What the task asks
Every line in the following data that has "video" counts toward the total; state that total alone.

[Excerpts from an interface dataset]
::::::::
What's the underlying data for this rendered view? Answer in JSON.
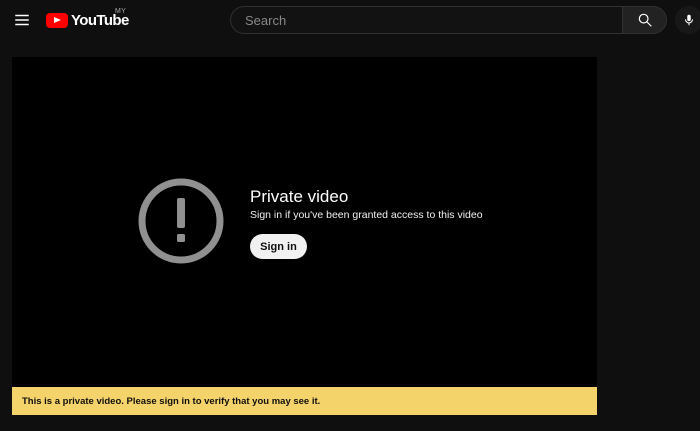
{
  "masthead": {
    "logo_text": "YouTube",
    "logo_region": "MY",
    "search_placeholder": "Search"
  },
  "player": {
    "title": "Private video",
    "subtitle": "Sign in if you've been granted access to this video",
    "signin_label": "Sign in"
  },
  "notice": {
    "text": "This is a private video. Please sign in to verify that you may see it."
  },
  "colors": {
    "background": "#0f0f0f",
    "brand_red": "#ff0000",
    "notice_yellow": "#f5d36b",
    "icon_gray": "#909090"
  },
  "icons": {
    "menu": "hamburger-menu-icon",
    "search": "search-icon",
    "mic": "microphone-icon",
    "alert": "exclamation-circle-icon"
  }
}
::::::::
Exercise answer
3